# [INSTRUCTIONS FOR THE TASK]
All the lines below need retyping exactly, apart from the images.

# # # # # # #

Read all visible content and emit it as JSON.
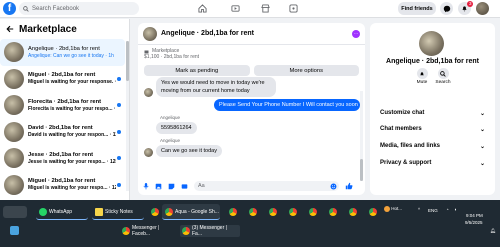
{
  "topbar": {
    "search_placeholder": "Search Facebook",
    "logo": "f",
    "find_friends": "Find friends",
    "notifications_badge": "3",
    "icons": [
      "home-icon",
      "video-icon",
      "marketplace-icon",
      "grid-menu-icon",
      "messenger-icon",
      "bell-icon",
      "profile-avatar"
    ]
  },
  "left": {
    "title": "Marketplace",
    "conversations": [
      {
        "title": "Angelique · 2bd,1ba for rent",
        "preview": "Angelique: Can we go see it today · 1h",
        "active": true,
        "unread": false
      },
      {
        "title": "Miguel · 2bd,1ba for rent",
        "preview": "Miguel is waiting for your response. · 1h",
        "active": false,
        "unread": true
      },
      {
        "title": "Florecita · 2bd,1ba for rent",
        "preview": "Florecita is waiting for your respo... · 11h",
        "active": false,
        "unread": true
      },
      {
        "title": "David · 2bd,1ba for rent",
        "preview": "David is waiting for your respon... · 11h",
        "active": false,
        "unread": true
      },
      {
        "title": "Jesse · 2bd,1ba for rent",
        "preview": "Jesse is waiting for your respo... · 12h",
        "active": false,
        "unread": true
      },
      {
        "title": "Miguel · 2bd,1ba for rent",
        "preview": "Miguel is waiting for your respo... · 12h",
        "active": false,
        "unread": true
      }
    ]
  },
  "chat": {
    "name": "Angelique · 2bd,1ba for rent",
    "listing_seller": "Marketplace",
    "listing_price": "$1,100 · 2bd,1ba for rent",
    "mark_pending": "Mark as pending",
    "more_options": "More options",
    "messages": {
      "m1": "Yes we would need to move in today we're moving from our current home today",
      "m2": "Please Send Your Phone Number I Will contact you soon",
      "sender": "Angelique",
      "m3": "5595861264",
      "m4": "Can we go see it today"
    },
    "composer_placeholder": "Aa"
  },
  "right": {
    "name": "Angelique · 2bd,1ba for rent",
    "mute": "Mute",
    "search": "Search",
    "items": [
      "Customize chat",
      "Chat members",
      "Media, files and links",
      "Privacy & support"
    ]
  },
  "taskbar": {
    "apps_row1": [
      "WhatsApp",
      "Sticky Notes",
      "",
      "Aqua - Google Sh...",
      "",
      "",
      "",
      "",
      "",
      "",
      ""
    ],
    "apps_row2": [
      "Messenger | Faceb...",
      "(3) Messenger | Fa..."
    ],
    "weather": "Hot...",
    "time": "9:04 PM",
    "date": "9/5/2025",
    "lang": "ENG"
  },
  "colors": {
    "accent": "#1877f2",
    "bubble_out": "#0866ff",
    "taskbar": "#1f2a33"
  }
}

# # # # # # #

# [SOLUTION]
Read all visible content and emit it as JSON.
{
  "topbar": {
    "search_placeholder": "Search Facebook",
    "logo": "f",
    "find_friends": "Find friends",
    "notifications_badge": "3",
    "icons": [
      "home-icon",
      "video-icon",
      "marketplace-icon",
      "grid-menu-icon",
      "messenger-icon",
      "bell-icon",
      "profile-avatar"
    ]
  },
  "left": {
    "title": "Marketplace",
    "conversations": [
      {
        "title": "Angelique · 2bd,1ba for rent",
        "preview": "Angelique: Can we go see it today · 1h",
        "active": true,
        "unread": false
      },
      {
        "title": "Miguel · 2bd,1ba for rent",
        "preview": "Miguel is waiting for your response. · 1h",
        "active": false,
        "unread": true
      },
      {
        "title": "Florecita · 2bd,1ba for rent",
        "preview": "Florecita is waiting for your respo... · 11h",
        "active": false,
        "unread": true
      },
      {
        "title": "David · 2bd,1ba for rent",
        "preview": "David is waiting for your respon... · 11h",
        "active": false,
        "unread": true
      },
      {
        "title": "Jesse · 2bd,1ba for rent",
        "preview": "Jesse is waiting for your respo... · 12h",
        "active": false,
        "unread": true
      },
      {
        "title": "Miguel · 2bd,1ba for rent",
        "preview": "Miguel is waiting for your respo... · 12h",
        "active": false,
        "unread": true
      }
    ]
  },
  "chat": {
    "name": "Angelique · 2bd,1ba for rent",
    "listing_seller": "Marketplace",
    "listing_price": "$1,100 · 2bd,1ba for rent",
    "mark_pending": "Mark as pending",
    "more_options": "More options",
    "messages": {
      "m1": "Yes we would need to move in today we're moving from our current home today",
      "m2": "Please Send Your Phone Number I Will contact you soon",
      "sender": "Angelique",
      "m3": "5595861264",
      "m4": "Can we go see it today"
    },
    "composer_placeholder": "Aa"
  },
  "right": {
    "name": "Angelique · 2bd,1ba for rent",
    "mute": "Mute",
    "search": "Search",
    "items": [
      "Customize chat",
      "Chat members",
      "Media, files and links",
      "Privacy & support"
    ]
  },
  "taskbar": {
    "apps_row1": [
      "WhatsApp",
      "Sticky Notes",
      "",
      "Aqua - Google Sh...",
      "",
      "",
      "",
      "",
      "",
      "",
      ""
    ],
    "apps_row2": [
      "Messenger | Faceb...",
      "(3) Messenger | Fa..."
    ],
    "weather": "Hot...",
    "time": "9:04 PM",
    "date": "9/5/2025",
    "lang": "ENG"
  },
  "colors": {
    "accent": "#1877f2",
    "bubble_out": "#0866ff",
    "taskbar": "#1f2a33"
  }
}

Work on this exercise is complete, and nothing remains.